This is the first of a four-part roundtable discussion with the Infinite Summer Guides.
Infinite Summer: How about that ending, huh?
Matthew Baldwin: I found the ending to be incredible. Literally quote “incredible”, as in straining credulity, as in: despite the vast expanse of white space between the final sentence and the “981″, I was like “I’m going to turn this page and find an epilogue or a coda or an Animal-House-closing-credits-style litany of what happens to all the characters in the future (“Ann Kittenplan became a marketing director for NoCoat Incorporated …”)
Eden M. Kennedy: Gately becomes a government actuary! Lenz gets eaten by bears!
MB: After that passed, my second reaction was a sort of amorphous, anxious “Oh great, now I’m going to have to do a ‘Oprah/James Frey’ sort of deal where I haul the wraith of DFW onto this website and publicly confront him about this colossal scam he pulled, to which I was an unwitting party”.
Then I slept for about nine hours.
Then I woke up and thought the ending was pretty good.
Kevin Guilfoile: I wouldn’t have had the guts to end it that way. As a reader I thought it was extremely effective and moving and entirely consistent with the rest of the novel. But the author’s relationship with the text is so different from the reader’s. He knows what he’s trying to do. He knows all the stuff he thought about putting in there, but didn’t. It’s so difficult for a writer of even a fairly linear novel to understand exactly how the reader will receive it, and to leave so much unsaid shows a startling amount of confidence. He’s giving great credit to the reader, and for me it really paid off, although I also understand the people who are frustrated with it. He asks the reader to do a tremendous amount of work from the get go and when the novel’s over the work isn’t over.
MB: The “work isn’t over” aspect I like. By giving us the “shave and a haircut” and foregoing the “two bits”, Wallace leaves us feeling like we’re perpetually in the middle of the novel, even after we’ve ostensibly finished. The hidden meaning of the title is now clear: the jest is that the book is infinite, in that it has no end.
Avery Edison: I was pretty unmoved by it, to be honest (well, except for being a little miffed at yet another poor depiction of gender-variant people in the Asian “fags dressed up as girls”.) As the novel drew to a close I became less concerned about it having a cracking ending — it’s such a fractured and structureless book that expecting or anticipating something as conventional as an ending that ties up loose ends seemed pointless, and my mental energy was better spent just enjoying the ride as a whole.
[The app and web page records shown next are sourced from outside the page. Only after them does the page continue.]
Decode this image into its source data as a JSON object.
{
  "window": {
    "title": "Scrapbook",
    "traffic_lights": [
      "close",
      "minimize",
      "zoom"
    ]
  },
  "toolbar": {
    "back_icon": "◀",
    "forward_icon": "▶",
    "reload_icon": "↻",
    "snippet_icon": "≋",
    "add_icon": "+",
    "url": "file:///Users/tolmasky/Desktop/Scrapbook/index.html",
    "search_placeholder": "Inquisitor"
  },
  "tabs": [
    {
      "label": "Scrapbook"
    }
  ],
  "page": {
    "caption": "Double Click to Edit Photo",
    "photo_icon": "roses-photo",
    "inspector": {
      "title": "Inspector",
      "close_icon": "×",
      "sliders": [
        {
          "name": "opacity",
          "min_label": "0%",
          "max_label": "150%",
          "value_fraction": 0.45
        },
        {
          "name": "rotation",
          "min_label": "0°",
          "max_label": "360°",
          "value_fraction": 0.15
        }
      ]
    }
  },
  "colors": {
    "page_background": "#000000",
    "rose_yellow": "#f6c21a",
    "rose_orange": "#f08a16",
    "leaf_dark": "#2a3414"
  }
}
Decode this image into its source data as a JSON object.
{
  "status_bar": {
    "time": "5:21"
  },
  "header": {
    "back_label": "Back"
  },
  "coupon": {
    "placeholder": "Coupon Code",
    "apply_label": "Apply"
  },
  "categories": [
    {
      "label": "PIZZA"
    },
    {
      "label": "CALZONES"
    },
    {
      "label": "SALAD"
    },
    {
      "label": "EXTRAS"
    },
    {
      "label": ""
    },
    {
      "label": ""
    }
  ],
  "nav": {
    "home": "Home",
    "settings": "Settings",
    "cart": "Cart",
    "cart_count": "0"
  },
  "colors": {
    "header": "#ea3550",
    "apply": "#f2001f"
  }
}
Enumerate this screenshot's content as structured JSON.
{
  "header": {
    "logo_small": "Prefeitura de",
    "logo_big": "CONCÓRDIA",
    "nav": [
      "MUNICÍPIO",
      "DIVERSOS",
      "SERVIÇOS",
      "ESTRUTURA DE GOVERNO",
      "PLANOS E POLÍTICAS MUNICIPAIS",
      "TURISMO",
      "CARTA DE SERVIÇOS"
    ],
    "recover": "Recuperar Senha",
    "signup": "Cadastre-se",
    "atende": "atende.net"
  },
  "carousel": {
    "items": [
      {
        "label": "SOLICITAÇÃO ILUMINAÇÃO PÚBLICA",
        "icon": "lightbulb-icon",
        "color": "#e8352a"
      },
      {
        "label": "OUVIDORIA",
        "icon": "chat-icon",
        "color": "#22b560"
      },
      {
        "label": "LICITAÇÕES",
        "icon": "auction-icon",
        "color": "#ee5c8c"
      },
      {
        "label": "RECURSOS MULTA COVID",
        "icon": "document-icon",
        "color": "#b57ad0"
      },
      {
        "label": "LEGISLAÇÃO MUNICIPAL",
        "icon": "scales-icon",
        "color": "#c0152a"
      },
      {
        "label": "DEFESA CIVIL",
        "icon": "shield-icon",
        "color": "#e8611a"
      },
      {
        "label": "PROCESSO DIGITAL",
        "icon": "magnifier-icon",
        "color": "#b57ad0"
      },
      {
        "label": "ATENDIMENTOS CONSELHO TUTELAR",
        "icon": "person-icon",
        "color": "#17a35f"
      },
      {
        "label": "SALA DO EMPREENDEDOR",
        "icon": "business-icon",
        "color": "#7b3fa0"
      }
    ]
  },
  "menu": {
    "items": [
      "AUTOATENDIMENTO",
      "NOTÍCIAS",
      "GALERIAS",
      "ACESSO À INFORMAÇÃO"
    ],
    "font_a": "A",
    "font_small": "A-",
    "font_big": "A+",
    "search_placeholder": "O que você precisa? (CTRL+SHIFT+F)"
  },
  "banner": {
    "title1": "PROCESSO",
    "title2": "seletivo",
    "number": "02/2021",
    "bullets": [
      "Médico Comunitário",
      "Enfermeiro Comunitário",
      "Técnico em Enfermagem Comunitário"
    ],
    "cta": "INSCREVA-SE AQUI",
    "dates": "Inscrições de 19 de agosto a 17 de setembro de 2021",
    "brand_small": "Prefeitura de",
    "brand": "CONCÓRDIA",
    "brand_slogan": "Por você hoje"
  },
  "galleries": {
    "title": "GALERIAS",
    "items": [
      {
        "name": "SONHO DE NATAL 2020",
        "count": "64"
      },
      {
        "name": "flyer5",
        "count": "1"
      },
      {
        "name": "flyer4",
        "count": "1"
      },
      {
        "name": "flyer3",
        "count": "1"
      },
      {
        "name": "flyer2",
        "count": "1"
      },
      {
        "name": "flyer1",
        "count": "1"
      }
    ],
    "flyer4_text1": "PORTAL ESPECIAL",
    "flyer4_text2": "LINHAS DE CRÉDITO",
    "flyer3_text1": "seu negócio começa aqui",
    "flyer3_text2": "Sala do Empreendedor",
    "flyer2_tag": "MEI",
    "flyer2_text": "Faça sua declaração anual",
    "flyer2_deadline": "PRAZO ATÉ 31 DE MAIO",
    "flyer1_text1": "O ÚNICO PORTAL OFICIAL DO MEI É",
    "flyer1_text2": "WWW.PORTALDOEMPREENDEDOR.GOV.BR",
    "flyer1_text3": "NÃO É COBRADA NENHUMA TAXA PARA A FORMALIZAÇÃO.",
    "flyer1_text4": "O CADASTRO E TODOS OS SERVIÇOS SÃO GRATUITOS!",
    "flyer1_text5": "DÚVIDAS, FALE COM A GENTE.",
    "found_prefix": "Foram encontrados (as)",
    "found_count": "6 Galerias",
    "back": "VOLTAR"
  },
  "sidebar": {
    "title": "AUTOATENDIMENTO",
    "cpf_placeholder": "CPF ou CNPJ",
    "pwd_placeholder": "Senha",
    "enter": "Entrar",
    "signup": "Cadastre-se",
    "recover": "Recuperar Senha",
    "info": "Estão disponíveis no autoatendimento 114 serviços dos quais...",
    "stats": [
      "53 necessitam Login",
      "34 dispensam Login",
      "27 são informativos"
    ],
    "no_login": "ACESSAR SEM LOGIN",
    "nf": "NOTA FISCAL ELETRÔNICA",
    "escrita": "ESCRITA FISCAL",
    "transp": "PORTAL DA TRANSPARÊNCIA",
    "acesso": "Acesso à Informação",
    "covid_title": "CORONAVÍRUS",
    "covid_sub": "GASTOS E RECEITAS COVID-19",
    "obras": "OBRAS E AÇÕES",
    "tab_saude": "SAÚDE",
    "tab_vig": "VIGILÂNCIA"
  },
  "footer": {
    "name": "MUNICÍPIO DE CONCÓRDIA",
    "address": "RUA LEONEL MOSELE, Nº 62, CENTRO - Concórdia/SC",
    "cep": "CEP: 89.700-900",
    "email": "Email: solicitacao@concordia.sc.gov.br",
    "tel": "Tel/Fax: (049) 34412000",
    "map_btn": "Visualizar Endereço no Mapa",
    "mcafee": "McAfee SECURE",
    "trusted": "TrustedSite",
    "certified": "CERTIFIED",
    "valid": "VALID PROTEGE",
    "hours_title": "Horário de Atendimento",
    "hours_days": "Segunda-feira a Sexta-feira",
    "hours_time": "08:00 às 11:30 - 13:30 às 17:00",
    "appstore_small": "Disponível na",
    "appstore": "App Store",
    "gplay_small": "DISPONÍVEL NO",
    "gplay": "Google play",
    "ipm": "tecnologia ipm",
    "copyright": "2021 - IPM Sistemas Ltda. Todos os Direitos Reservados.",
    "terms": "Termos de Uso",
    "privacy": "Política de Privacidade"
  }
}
I’m afraid I don’t share Greg Carlisle’s opinion that “the depth of the last sentence [is] unparalleled in literature”. Oh, wait — unless we’re meant to be unsure if the “and when he came back to” refers to the Fackelmann incident, or Gately’s coma. If that was the case then it would indeed be quite interesting. Oh, now I’ve gone and confused myself.
I did appreciate the symmetry in the endnotes — we start with definitions of drugs, and we end with definitions of drugs. Which mean that I could read all those last few endnotes at once and not have to leave the main story as I plowed through the last pages.
EMK: I loved the ending. I thought it was incredibly emotionally satisfying. We already knew that Gately had reached a turning point on that beach and that from that point forward he would begin to make heroic efforts to change his life. So I loved exactly seeing how he got there, even though witnessing that last binge was brutal. You know what the ending made me think of? That E-chord at the end of the Beatles’ “A Day In the Life” — that long sustained chord that just slowly fades out until you hear the piano bench creak under John’s butt. That’s what reading Gately on the Beach felt like.
MB: Holy hell, I think you win “analogy of the summer” with that one, Eden. What a sublime comparison.
EMK: Well, seriously, that’s exactly the sound that went through my mind as I imagined Gately lying there. The other thing is, giving him the last word also made Gately seem like the hero of the whole book, which was kind of unexpected. I thought we’d end with Hal watching the Entertainment, which would explain why he had to be propped up during the interview at the beginning of the book. But my powers of literary divination often let me down.
KG: One of the critical knocks against Wallace is that he has a disregard for the reader. I think the fact that he pulls that ending off (at least to my mind) shows he is about as attuned to the reader as any writer I know.
EMK: I think that he was attuned, or that in writing this novel he was trying to attune himself, to the human heart, almost desperately sometimes. As I was reading this book I would occasionally wonder about the title: Jest? Is this supposed to be funny? And now that I’m done I can look back and see that it is, it’s a wonderfully funny book, if you use like the nineteenth dictionary definition of funny. Like: “slows you down and lets you to pay attention to things you’d ordinarily zip by, that if you just took the time to really see them they’d make you smile in this really deeply loving way.” (That’s what my dictionary says, anyway.) The scene that sums up this thought entirely for me is when Stice’s forehead is stuck to the window. He’s just stuck there for hours, thinking. And then Hal walks up and they have this little chat. No rush. Well, maybe we should try to get you off this thing, what do you say? Uh, okay.
And I still think Zac Ephron should play Mario.